But in the biggest game of his career, Messi came up short.

He had one good chance to score when he was sent free in the area just after the halftime break, but sent his shot wide. It was a difficult angle, but still the type of chance he so often converts for Barcelona.

Messi threatened intermittently throughout the match, but was effectively smothered by the German defense. His free kick in the 120th minute went well high.

Messi, who scored four goals in the group stage but none in the knockout rounds, then had to trudge alone up the stairs of the Maracana Stadium to accept the Golden Ball award for the tournament’s best player, shaking hands with German Chancellor Angela Merkel along the way.

“At this moment I don’t care about this prize — only lifting the trophy matters,” Messi said. “I’m hurt for losing the way we did. … I think we deserved a little better, we had chances. As well as they controlled the ball, we still had the clearest chances.” After Messi received his award, the German team made its way up the stairs for captain Philipp Lahm to raise the hallowed 18-carat gold trophy.

Until Goetze’s winning goal, the game was more notable for top-class defending than creative attacking, but both teams had their share of chances.

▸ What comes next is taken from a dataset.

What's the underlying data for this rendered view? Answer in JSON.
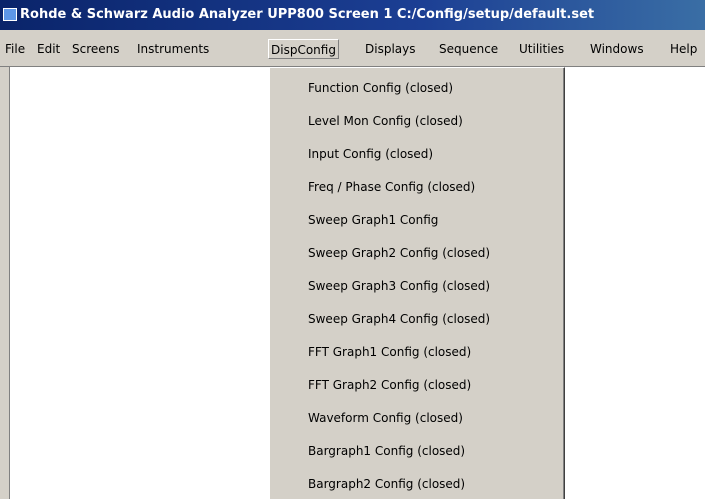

Gonzalo Higuain fired wide when gifted a chance in a one-on-one with goalkeeper Manuel Neuer, and later had a goal ruled out for offside.

Germany defender Benedikt Hoewedes hit the post just before halftime with a header.

Germany had entered the game as the favorite after its 7-1 semifinal drubbing of Brazil. But Argentina proved to be an entirely different proposition.

“I’m very proud of the team. They played a great game against a great team,” Argentina coach Alejandro Sabella said. “I salute the players, they made the country proud.”

After Germany’s last win in 1990, then-coach Franz Beckenbauer predicted that a unified Germany would be “unbeatable” in the future. It took 24 years to prove him right but with young players like Goetze, the next wait may not be as long.

“We, I think, deserve this trophy,” Goetze said.